The new system is expected to produce 390 megawatt hours a year while reducing Ickworth’s carbon emissions by more than 100 tonnes and 38,202 litres of oil each year.

It will be responsible for an annual fuel saving of £13,000, with a further £17,000 to be paid by the Government each year as part of a Renewable Heat Incentive scheme.

The Secretary of State for Energy and Climate Change, Rt Hon Amber Rudd MP, visited Ickworth, in Horringer, for Monday’s ‘switch on’.

She said: “It’s wonderful to see it as part of such a historical and culturally important building.”

“It’s a step forward but also a step back in time, to when we were sustainable with our own energy,” she added.

Sue Borges, Ickworth’s marketing and engagement manager, said unlike most other biomass boilers, Ickworth’s had been built with windows to allow members of the public to see inside.

It is housed in a former 1960s garage which has been regenerated using Suffolk white bricks and other architectural details to help it blend in with other buildings on the estate.

Visitors will be encouraged to walk through the back of the West Wing so ‘they can have a good look at the boiler’ and information panels will be used to help them better understand the process involved and its wider implications.

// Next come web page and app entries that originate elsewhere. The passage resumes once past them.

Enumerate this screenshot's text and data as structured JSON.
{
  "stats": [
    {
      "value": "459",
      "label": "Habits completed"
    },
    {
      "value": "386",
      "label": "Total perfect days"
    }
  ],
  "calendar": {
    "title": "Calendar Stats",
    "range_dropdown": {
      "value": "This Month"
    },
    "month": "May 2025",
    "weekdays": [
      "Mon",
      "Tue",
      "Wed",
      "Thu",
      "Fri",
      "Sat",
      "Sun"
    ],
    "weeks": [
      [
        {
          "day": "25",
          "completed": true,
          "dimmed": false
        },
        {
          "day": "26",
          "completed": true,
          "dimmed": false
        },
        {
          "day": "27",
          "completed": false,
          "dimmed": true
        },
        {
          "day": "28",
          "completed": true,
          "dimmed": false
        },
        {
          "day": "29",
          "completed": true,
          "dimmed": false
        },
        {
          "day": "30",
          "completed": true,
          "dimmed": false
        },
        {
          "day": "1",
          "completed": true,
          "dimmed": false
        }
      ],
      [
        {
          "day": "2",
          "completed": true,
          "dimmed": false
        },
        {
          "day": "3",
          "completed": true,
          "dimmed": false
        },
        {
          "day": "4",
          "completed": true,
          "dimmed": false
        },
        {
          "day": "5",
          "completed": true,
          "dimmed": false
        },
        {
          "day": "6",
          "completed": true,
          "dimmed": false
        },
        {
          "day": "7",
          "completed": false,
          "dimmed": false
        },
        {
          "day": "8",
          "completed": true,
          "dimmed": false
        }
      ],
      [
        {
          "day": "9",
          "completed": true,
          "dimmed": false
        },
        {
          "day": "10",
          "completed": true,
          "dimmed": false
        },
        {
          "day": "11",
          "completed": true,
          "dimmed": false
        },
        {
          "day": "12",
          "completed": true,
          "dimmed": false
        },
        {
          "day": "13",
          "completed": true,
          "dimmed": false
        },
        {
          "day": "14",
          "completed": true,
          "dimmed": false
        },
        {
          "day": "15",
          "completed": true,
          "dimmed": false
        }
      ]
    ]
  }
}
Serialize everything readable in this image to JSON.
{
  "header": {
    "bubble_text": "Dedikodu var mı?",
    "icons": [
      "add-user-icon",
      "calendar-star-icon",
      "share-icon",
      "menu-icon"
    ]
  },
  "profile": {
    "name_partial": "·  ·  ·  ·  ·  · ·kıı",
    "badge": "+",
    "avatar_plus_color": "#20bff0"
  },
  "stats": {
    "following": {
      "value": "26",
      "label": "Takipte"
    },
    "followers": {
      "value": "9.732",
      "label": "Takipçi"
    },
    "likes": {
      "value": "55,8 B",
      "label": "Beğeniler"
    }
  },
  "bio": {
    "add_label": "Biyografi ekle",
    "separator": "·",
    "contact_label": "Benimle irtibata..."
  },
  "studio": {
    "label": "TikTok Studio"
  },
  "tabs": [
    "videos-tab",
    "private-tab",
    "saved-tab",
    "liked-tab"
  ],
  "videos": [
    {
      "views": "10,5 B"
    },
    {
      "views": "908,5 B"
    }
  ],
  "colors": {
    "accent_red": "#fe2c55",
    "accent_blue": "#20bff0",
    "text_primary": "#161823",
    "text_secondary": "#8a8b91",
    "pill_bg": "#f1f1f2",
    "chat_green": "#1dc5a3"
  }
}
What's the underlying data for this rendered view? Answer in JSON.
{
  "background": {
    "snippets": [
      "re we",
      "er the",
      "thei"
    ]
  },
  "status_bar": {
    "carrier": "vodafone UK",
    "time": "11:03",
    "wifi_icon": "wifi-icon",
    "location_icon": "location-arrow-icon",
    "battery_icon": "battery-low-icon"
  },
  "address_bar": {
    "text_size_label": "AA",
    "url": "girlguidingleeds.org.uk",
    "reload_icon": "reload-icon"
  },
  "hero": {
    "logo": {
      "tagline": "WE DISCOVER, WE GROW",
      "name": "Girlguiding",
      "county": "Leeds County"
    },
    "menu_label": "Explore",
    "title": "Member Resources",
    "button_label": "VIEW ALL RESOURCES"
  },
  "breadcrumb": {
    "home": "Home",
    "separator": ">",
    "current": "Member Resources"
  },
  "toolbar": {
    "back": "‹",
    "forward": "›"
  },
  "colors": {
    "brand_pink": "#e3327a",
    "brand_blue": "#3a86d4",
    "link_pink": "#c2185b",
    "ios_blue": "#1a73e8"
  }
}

Project manager Stehanie Hall said Ickworth, previously one of the largest energy users in the region, had its energy consumption cut by a third before renewable opportunities were explored.